Items from an interface collection:
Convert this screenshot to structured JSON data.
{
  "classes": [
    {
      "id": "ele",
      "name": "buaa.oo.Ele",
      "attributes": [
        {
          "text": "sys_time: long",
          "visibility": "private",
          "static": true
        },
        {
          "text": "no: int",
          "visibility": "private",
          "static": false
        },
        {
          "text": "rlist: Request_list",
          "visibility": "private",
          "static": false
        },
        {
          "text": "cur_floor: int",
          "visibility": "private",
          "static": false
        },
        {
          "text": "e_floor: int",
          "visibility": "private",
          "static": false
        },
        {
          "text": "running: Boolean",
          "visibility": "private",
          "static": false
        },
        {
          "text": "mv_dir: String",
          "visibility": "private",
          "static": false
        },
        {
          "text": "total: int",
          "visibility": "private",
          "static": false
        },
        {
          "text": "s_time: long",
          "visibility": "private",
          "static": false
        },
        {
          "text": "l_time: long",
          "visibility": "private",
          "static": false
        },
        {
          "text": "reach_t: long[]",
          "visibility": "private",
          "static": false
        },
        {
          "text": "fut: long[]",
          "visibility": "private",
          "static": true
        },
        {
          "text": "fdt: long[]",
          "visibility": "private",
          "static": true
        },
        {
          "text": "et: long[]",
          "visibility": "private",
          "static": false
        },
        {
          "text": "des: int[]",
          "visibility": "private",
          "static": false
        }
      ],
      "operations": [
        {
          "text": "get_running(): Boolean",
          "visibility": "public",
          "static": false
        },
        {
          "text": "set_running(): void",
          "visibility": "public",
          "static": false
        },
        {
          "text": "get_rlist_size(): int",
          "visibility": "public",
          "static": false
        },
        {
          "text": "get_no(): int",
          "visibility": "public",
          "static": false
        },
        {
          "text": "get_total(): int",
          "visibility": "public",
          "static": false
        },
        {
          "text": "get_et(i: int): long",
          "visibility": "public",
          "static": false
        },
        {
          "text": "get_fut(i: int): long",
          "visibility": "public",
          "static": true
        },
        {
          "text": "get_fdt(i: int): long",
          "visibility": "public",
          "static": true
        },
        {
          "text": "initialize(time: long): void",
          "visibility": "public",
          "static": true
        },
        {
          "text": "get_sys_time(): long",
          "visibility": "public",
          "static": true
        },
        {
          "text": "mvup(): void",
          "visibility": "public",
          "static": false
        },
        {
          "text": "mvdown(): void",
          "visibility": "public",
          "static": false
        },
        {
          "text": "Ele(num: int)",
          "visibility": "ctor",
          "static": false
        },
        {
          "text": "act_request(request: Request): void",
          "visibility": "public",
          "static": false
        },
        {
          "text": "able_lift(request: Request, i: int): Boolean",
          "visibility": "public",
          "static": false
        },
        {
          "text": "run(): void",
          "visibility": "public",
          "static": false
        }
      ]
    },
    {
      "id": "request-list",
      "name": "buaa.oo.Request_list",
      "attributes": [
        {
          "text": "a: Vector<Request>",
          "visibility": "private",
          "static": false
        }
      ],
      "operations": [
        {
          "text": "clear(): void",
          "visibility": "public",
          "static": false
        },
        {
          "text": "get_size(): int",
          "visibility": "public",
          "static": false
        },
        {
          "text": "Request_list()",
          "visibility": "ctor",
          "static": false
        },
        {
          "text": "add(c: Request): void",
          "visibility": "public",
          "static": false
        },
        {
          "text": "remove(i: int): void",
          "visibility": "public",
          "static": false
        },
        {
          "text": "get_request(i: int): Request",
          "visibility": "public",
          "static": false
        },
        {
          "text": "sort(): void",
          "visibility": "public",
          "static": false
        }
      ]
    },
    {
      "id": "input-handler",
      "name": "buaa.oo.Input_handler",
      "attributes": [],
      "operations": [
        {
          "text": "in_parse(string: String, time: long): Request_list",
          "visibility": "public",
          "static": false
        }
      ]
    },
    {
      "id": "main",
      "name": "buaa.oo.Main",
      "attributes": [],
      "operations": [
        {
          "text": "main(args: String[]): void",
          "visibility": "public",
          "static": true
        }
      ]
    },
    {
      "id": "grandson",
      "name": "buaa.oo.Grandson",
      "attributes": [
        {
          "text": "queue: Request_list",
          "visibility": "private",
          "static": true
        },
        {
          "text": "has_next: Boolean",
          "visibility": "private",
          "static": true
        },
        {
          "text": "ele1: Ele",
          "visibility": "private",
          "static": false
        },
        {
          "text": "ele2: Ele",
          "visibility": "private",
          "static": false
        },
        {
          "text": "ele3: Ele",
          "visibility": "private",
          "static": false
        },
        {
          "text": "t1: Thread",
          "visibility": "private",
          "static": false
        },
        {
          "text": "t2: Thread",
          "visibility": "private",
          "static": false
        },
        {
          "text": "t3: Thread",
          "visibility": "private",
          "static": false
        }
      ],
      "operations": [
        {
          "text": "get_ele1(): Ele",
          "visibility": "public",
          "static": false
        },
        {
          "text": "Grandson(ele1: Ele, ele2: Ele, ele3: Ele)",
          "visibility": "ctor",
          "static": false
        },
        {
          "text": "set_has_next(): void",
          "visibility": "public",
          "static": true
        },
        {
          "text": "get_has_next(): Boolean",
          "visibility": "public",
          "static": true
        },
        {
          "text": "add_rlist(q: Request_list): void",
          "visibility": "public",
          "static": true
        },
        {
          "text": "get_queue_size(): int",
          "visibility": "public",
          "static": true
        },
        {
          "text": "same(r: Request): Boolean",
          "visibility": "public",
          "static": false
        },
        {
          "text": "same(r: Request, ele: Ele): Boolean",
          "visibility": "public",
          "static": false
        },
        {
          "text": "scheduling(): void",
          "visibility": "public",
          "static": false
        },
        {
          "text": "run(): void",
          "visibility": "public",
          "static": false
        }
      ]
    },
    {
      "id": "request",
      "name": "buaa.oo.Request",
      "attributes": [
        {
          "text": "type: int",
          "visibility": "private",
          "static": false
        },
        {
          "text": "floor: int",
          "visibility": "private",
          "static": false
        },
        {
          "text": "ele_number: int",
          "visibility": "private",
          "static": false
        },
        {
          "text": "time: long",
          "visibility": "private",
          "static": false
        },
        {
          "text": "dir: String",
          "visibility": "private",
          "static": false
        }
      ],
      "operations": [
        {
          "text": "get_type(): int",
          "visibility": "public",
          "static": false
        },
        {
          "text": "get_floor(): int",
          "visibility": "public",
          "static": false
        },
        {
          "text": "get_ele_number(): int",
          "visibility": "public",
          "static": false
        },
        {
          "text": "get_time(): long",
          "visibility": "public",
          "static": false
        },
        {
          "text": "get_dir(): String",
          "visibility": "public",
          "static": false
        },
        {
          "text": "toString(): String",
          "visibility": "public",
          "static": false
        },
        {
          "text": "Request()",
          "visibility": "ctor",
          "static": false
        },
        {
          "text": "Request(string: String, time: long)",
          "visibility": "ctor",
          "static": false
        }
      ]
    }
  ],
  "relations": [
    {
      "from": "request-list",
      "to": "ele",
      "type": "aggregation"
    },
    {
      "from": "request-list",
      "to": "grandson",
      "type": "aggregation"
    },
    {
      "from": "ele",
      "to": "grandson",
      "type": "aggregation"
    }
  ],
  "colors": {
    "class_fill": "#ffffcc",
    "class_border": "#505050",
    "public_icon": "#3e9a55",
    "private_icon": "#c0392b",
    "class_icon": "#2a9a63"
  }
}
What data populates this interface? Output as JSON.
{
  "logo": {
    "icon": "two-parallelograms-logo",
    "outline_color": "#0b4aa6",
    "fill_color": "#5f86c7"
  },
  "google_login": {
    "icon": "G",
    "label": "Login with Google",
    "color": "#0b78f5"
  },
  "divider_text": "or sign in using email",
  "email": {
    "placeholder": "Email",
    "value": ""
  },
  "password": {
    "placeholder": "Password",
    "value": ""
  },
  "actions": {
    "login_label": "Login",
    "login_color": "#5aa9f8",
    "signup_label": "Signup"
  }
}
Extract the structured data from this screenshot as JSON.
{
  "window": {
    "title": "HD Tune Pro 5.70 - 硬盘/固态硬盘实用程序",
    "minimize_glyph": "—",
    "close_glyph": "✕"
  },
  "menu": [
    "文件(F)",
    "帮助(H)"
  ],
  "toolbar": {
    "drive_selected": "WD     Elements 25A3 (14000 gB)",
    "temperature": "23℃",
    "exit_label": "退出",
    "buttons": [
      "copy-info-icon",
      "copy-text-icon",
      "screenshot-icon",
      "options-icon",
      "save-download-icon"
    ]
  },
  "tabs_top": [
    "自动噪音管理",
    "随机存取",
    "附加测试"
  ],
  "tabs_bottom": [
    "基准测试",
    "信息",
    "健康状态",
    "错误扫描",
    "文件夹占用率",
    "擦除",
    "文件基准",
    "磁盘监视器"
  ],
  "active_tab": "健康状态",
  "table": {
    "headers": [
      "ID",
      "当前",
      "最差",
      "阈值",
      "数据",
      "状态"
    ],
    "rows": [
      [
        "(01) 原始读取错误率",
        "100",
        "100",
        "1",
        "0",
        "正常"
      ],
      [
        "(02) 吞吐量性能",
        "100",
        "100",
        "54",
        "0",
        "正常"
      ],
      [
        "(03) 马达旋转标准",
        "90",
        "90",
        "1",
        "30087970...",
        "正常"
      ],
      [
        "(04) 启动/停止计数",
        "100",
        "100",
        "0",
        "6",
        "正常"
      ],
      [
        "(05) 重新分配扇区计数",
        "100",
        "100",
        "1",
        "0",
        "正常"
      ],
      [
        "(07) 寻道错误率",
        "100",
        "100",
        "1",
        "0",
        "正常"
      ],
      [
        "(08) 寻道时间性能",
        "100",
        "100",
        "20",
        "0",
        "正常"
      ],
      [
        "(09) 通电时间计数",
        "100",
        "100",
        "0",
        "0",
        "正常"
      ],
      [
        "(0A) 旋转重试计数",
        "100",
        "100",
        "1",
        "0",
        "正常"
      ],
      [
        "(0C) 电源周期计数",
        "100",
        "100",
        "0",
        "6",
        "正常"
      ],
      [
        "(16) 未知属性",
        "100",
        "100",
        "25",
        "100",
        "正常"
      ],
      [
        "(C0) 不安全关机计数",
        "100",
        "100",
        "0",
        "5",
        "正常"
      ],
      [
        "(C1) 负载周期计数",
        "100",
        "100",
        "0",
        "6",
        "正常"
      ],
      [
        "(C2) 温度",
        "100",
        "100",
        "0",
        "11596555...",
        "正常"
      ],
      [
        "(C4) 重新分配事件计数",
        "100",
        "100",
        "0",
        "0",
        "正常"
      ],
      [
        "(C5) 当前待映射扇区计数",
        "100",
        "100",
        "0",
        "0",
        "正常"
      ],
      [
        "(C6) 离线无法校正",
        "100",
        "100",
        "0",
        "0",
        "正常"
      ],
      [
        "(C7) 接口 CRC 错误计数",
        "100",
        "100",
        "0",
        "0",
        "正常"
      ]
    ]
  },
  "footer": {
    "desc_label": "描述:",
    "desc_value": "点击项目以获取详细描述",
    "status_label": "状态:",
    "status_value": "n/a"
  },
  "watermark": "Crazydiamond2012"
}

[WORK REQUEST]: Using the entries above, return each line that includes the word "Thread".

[EXERCISE OUTPUT]:
          "text": "t1: Thread",
          "text": "t2: Thread",
          "text": "t3: Thread",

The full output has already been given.